But, if it is not stored in the place that you use it, then you may need to actually get up and walk across your home to get the thing that you need. In a small home, this is not such a big deal. In a large home – this could be challenging. Last night, as the snow swirled outside, I sat on my couch curled up reading – what else? – The Life Changing Magic of Tidying Up.
And I became a bit chilly.
So, I thankfully grabbed a blanket throw that was conveniently draped over the arm of the couch. We also have a couch in another room in the house – and there is a blanket in that room too.
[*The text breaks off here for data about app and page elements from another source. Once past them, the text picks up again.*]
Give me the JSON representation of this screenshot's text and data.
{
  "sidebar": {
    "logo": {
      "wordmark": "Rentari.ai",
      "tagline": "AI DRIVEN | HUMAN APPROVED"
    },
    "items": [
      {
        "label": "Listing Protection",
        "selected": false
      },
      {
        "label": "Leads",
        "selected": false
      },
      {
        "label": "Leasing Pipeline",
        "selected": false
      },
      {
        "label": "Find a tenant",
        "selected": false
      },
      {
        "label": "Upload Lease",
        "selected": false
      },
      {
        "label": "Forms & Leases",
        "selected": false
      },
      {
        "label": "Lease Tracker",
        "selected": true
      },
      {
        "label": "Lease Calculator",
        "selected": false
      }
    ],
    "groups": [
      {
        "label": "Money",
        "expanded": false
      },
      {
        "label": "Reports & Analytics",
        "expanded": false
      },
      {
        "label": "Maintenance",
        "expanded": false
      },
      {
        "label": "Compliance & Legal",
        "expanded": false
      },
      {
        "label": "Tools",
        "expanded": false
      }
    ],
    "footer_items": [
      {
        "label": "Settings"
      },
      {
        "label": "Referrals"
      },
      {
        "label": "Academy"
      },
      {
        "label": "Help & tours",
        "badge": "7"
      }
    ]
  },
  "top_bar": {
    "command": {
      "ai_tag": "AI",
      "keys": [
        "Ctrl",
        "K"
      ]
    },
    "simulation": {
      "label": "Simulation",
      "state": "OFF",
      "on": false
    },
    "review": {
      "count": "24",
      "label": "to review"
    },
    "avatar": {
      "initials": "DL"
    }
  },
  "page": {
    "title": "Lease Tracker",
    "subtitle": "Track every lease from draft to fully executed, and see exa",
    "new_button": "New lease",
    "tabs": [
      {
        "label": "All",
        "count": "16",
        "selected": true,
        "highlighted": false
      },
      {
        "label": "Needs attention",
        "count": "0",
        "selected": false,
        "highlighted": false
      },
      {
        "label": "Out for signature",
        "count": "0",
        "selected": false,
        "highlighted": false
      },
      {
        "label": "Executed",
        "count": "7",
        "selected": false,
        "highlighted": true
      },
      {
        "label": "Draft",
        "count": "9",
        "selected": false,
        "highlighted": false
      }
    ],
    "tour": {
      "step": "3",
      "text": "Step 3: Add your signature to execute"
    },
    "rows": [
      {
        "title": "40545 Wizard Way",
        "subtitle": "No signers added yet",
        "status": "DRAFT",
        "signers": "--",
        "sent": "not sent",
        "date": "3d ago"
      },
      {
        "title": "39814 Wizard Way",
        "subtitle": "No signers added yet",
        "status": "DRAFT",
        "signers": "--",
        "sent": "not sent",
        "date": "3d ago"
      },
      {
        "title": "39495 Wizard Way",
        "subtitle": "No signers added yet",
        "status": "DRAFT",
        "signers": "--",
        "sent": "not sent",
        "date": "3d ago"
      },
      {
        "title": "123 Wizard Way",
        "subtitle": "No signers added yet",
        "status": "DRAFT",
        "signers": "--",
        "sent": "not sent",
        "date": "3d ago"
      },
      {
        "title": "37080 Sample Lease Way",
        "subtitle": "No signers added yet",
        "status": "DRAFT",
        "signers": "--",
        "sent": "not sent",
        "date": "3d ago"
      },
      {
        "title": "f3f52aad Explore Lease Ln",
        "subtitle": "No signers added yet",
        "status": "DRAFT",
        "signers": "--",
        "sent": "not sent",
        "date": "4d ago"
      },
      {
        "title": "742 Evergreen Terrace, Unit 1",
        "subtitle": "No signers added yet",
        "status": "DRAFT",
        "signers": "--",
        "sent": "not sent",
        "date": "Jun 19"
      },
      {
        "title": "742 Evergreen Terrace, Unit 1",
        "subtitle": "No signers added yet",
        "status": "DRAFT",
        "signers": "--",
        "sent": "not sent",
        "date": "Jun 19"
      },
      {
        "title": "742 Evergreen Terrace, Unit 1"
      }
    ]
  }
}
I think that if the blankets had been in one central location, somewhere else in the house – I probably would have sat on the couch and shivered while reading my book. Laziness, I know. But it sparked joy in me to have that blanket right where it was.
After reading this book, I am definitely inspired to make an attempt at organizing the KonMari method way and start discarding things. The storage space in my home is finite.
And I definitely become edgy and stressed when we accumulate too much. I am challenged in that we have six people that live here – all with their own stuff.
But this book has shown me that I need to start with my own things and not worry so much about that of others. Marie is not a psychologist, but one of the most insightful quotes from the book is this:
Many people get the urge to clean up when under pressure … But this urge doesn’t occur because they want to clean their room. It occurs because they need to put something else in order.
When the personal crisis is over, the urge to tidy up goes away – which means that a visible mess keeps us from dealing with the true problems in our lives.
If our home is always in a state of good order, then when other problems arise in our lives, we have the mental capacity and the space to deal with them. We don’t avoid them by using our time and energy to clean up our house. I can relate to this.
Related: Use the KonMari method to fit more into packing cubes when you travel.
Have You Read The KonMari Book?
What did you think? Join the discussion by leaving a comment below. Also, Marie Kondo just released a second book called Spark Joy – which explains the concepts in this book even further. (I just might need to add this book to my book list. 🙂 )
Next Week’s Book
The next book on the list is The 8th Habit: From Effectiveness to Greatness by Stephen R. Covey.
In case you missed it, last week we read Time Management from the Inside Out by Julie Morgenstern. You can read the book club review here.
Pin This (My KonMari Method After Photo)
Here is my after KonMari Method photo of my t-shirt drawer. I think I like it because I can see everything at once.